* Work instruction *
This exercise requires every record to be repeated exactly.

* Material for the task *
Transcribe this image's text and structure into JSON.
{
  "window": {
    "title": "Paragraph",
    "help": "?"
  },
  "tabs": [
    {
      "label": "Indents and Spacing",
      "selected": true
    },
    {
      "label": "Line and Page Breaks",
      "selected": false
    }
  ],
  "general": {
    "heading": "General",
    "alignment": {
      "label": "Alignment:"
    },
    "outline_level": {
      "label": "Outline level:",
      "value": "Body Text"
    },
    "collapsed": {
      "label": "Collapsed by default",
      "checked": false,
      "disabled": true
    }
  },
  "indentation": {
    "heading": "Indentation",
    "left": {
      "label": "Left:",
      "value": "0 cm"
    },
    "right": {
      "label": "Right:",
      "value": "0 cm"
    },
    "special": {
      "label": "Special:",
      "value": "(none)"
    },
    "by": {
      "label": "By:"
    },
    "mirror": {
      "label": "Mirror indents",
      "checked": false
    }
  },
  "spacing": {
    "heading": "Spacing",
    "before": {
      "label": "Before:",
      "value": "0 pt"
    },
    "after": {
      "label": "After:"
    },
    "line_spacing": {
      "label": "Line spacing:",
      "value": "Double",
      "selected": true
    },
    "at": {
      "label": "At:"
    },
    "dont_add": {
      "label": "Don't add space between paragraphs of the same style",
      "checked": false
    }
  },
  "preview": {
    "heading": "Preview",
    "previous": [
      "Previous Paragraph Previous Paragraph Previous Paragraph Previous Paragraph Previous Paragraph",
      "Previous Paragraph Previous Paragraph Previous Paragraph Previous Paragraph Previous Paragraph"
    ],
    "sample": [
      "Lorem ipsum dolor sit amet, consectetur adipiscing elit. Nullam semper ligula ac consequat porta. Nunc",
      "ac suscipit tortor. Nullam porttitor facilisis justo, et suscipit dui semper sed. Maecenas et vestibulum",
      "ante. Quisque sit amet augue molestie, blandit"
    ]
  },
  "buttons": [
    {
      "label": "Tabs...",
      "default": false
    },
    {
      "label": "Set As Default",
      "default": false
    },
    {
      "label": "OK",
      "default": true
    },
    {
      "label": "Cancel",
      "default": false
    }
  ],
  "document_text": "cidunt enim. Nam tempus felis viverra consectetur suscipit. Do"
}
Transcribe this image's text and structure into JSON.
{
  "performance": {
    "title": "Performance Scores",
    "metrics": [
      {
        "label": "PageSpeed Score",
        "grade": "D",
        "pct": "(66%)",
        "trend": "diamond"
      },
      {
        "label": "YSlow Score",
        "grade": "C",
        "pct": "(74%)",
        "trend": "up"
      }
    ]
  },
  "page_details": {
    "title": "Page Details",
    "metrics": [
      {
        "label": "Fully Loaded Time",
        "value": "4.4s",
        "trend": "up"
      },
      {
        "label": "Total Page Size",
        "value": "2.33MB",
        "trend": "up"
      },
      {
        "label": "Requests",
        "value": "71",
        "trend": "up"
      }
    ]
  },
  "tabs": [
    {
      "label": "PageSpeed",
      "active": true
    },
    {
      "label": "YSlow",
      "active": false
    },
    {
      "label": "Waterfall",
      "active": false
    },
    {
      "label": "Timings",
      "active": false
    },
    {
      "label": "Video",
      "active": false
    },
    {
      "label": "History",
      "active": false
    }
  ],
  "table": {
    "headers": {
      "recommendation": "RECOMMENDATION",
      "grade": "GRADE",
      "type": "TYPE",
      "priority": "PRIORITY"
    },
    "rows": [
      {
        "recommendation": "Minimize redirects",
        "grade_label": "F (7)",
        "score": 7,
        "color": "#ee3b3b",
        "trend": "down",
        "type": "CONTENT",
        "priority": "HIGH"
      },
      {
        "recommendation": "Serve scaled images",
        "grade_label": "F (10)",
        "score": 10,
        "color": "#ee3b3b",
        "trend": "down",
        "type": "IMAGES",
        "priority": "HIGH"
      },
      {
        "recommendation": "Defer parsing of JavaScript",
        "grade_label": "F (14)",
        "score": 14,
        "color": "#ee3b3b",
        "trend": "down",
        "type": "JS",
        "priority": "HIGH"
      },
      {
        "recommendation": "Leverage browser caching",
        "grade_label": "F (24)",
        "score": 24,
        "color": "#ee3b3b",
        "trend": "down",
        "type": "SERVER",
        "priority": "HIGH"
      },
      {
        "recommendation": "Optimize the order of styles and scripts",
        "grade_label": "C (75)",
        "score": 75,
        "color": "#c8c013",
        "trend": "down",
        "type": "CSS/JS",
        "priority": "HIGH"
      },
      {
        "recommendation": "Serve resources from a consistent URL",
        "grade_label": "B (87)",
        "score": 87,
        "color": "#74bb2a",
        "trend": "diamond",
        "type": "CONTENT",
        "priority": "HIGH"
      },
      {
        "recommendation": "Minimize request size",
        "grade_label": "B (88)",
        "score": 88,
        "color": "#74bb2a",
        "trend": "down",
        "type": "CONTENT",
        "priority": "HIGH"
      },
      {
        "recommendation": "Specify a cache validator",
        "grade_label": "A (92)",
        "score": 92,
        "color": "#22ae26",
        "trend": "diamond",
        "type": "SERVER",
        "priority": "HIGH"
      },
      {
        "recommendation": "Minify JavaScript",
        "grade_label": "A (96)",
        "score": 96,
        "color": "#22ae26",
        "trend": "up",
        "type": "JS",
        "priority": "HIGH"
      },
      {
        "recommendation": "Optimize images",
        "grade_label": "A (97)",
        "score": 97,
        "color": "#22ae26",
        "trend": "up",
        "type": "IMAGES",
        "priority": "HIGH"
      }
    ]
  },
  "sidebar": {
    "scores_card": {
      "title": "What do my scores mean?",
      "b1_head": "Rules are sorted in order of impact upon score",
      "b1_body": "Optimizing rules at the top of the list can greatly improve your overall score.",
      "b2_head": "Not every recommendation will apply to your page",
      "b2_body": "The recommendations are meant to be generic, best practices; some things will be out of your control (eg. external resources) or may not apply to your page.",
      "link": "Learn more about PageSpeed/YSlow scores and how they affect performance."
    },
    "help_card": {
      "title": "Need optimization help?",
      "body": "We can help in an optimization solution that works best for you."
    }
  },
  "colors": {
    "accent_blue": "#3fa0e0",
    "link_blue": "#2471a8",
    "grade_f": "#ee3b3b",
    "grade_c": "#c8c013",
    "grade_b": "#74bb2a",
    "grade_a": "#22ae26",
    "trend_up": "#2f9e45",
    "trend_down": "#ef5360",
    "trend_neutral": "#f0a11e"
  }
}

* Completed task *
Transcribe this image's text and structure into JSON.
{
  "window": {
    "title": "Paragraph",
    "help": "?"
  },
  "tabs": [
    {
      "label": "Indents and Spacing",
      "selected": true
    },
    {
      "label": "Line and Page Breaks",
      "selected": false
    }
  ],
  "general": {
    "heading": "General",
    "alignment": {
      "label": "Alignment:"
    },
    "outline_level": {
      "label": "Outline level:",
      "value": "Body Text"
    },
    "collapsed": {
      "label": "Collapsed by default",
      "checked": false,
      "disabled": true
    }
  },
  "indentation": {
    "heading": "Indentation",
    "left": {
      "label": "Left:",
      "value": "0 cm"
    },
    "right": {
      "label": "Right:",
      "value": "0 cm"
    },
    "special": {
      "label": "Special:",
      "value": "(none)"
    },
    "by": {
      "label": "By:"
    },
    "mirror": {
      "label": "Mirror indents",
      "checked": false
    }
  },
  "spacing": {
    "heading": "Spacing",
    "before": {
      "label": "Before:",
      "value": "0 pt"
    },
    "after": {
      "label": "After:"
    },
    "line_spacing": {
      "label": "Line spacing:",
      "value": "Double",
      "selected": true
    },
    "at": {
      "label": "At:"
    },
    "dont_add": {
      "label": "Don't add space between paragraphs of the same style",
      "checked": false
    }
  },
  "preview": {
    "heading": "Preview",
    "previous": [
      "Previous Paragraph Previous Paragraph Previous Paragraph Previous Paragraph Previous Paragraph",
      "Previous Paragraph Previous Paragraph Previous Paragraph Previous Paragraph Previous Paragraph"
    ],
    "sample": [
      "Lorem ipsum dolor sit amet, consectetur adipiscing elit. Nullam semper ligula ac consequat porta. Nunc",
      "ac suscipit tortor. Nullam porttitor facilisis justo, et suscipit dui semper sed. Maecenas et vestibulum",
      "ante. Quisque sit amet augue molestie, blandit"
    ]
  },
  "buttons": [
    {
      "label": "Tabs...",
      "default": false
    },
    {
      "label": "Set As Default",
      "default": false
    },
    {
      "label": "OK",
      "default": true
    },
    {
      "label": "Cancel",
      "default": false
    }
  ],
  "document_text": "cidunt enim. Nam tempus felis viverra consectetur suscipit. Do"
}
Transcribe this image's text and structure into JSON.
{
  "performance": {
    "title": "Performance Scores",
    "metrics": [
      {
        "label": "PageSpeed Score",
        "grade": "D",
        "pct": "(66%)",
        "trend": "diamond"
      },
      {
        "label": "YSlow Score",
        "grade": "C",
        "pct": "(74%)",
        "trend": "up"
      }
    ]
  },
  "page_details": {
    "title": "Page Details",
    "metrics": [
      {
        "label": "Fully Loaded Time",
        "value": "4.4s",
        "trend": "up"
      },
      {
        "label": "Total Page Size",
        "value": "2.33MB",
        "trend": "up"
      },
      {
        "label": "Requests",
        "value": "71",
        "trend": "up"
      }
    ]
  },
  "tabs": [
    {
      "label": "PageSpeed",
      "active": true
    },
    {
      "label": "YSlow",
      "active": false
    },
    {
      "label": "Waterfall",
      "active": false
    },
    {
      "label": "Timings",
      "active": false
    },
    {
      "label": "Video",
      "active": false
    },
    {
      "label": "History",
      "active": false
    }
  ],
  "table": {
    "headers": {
      "recommendation": "RECOMMENDATION",
      "grade": "GRADE",
      "type": "TYPE",
      "priority": "PRIORITY"
    },
    "rows": [
      {
        "recommendation": "Minimize redirects",
        "grade_label": "F (7)",
        "score": 7,
        "color": "#ee3b3b",
        "trend": "down",
        "type": "CONTENT",
        "priority": "HIGH"
      },
      {
        "recommendation": "Serve scaled images",
        "grade_label": "F (10)",
        "score": 10,
        "color": "#ee3b3b",
        "trend": "down",
        "type": "IMAGES",
        "priority": "HIGH"
      },
      {
        "recommendation": "Defer parsing of JavaScript",
        "grade_label": "F (14)",
        "score": 14,
        "color": "#ee3b3b",
        "trend": "down",
        "type": "JS",
        "priority": "HIGH"
      },
      {
        "recommendation": "Leverage browser caching",
        "grade_label": "F (24)",
        "score": 24,
        "color": "#ee3b3b",
        "trend": "down",
        "type": "SERVER",
        "priority": "HIGH"
      },
      {
        "recommendation": "Optimize the order of styles and scripts",
        "grade_label": "C (75)",
        "score": 75,
        "color": "#c8c013",
        "trend": "down",
        "type": "CSS/JS",
        "priority": "HIGH"
      },
      {
        "recommendation": "Serve resources from a consistent URL",
        "grade_label": "B (87)",
        "score": 87,
        "color": "#74bb2a",
        "trend": "diamond",
        "type": "CONTENT",
        "priority": "HIGH"
      },
      {
        "recommendation": "Minimize request size",
        "grade_label": "B (88)",
        "score": 88,
        "color": "#74bb2a",
        "trend": "down",
        "type": "CONTENT",
        "priority": "HIGH"
      },
      {
        "recommendation": "Specify a cache validator",
        "grade_label": "A (92)",
        "score": 92,
        "color": "#22ae26",
        "trend": "diamond",
        "type": "SERVER",
        "priority": "HIGH"
      },
      {
        "recommendation": "Minify JavaScript",
        "grade_label": "A (96)",
        "score": 96,
        "color": "#22ae26",
        "trend": "up",
        "type": "JS",
        "priority": "HIGH"
      },
      {
        "recommendation": "Optimize images",
        "grade_label": "A (97)",
        "score": 97,
        "color": "#22ae26",
        "trend": "up",
        "type": "IMAGES",
        "priority": "HIGH"
      }
    ]
  },
  "sidebar": {
    "scores_card": {
      "title": "What do my scores mean?",
      "b1_head": "Rules are sorted in order of impact upon score",
      "b1_body": "Optimizing rules at the top of the list can greatly improve your overall score.",
      "b2_head": "Not every recommendation will apply to your page",
      "b2_body": "The recommendations are meant to be generic, best practices; some things will be out of your control (eg. external resources) or may not apply to your page.",
      "link": "Learn more about PageSpeed/YSlow scores and how they affect performance."
    },
    "help_card": {
      "title": "Need optimization help?",
      "body": "We can help in an optimization solution that works best for you."
    }
  },
  "colors": {
    "accent_blue": "#3fa0e0",
    "link_blue": "#2471a8",
    "grade_f": "#ee3b3b",
    "grade_c": "#c8c013",
    "grade_b": "#74bb2a",
    "grade_a": "#22ae26",
    "trend_up": "#2f9e45",
    "trend_down": "#ef5360",
    "trend_neutral": "#f0a11e"
  }
}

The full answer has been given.